A notable thing that I’ve found in my research is evidence that folks from Appalachia in general, and West Virginia in particular are “sticky”. What does that mean? It means that people move less than you might expect, and move back when economic winds change. People hang on here longer than “the data” would suggest, and many come back later in life. Why? Some of these things are measureable – cost of living is lower, for example. Others are harder to quantify – maybe folks want to live closer to family and social support networks. Maybe their overall “quality of life” is higher, in terms of not dealing with traffic or long commutes, or being able to have their preferred recreational opportunities (tough to hunt, fish, or hike in DC). Sometimes, this “stickiness” isn’t a good thing – maybe property values in your town are so depressed, or the market so poor, that you can’t sell your house, even if you do want to move. I’ve also seen evidence for this – that some of our retention is because we have high rates of property transfer from generation to generation. If you own a house that has been in your family for generations, don’t owe a mortgage on it, and can’t sell it, your personal economics may not see a lot of upside in moving for a job, just to have to pay rent.
Taken as a whole, my theory is that we should focus on retention of people that are here, versus recruitment of people from outside. My logic here is that we have a great deal of talent that we lose, and we are working against headwinds the whole time there – meanwhile, we know that a great many people will stay here “longer than it makes sense”. For those people, what is the “last straw” that finally convinces them to move? In many cases, once they move, they don’t come back until retirement age – when they are outside the most productive part of the workforce.

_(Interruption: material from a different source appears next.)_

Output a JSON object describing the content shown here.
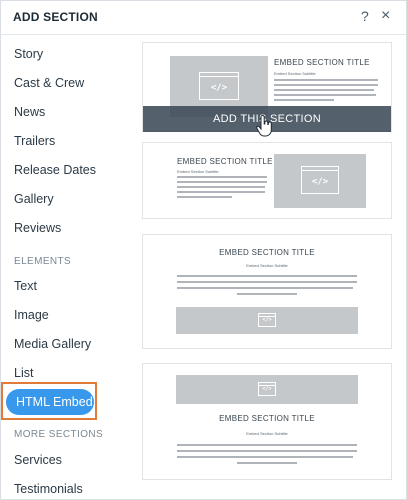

This is the focus of my research – what are the things that are pushing people out?
I’ll dial into those ideas next time.
We Stand Together, Rooted To This Place - West Virginia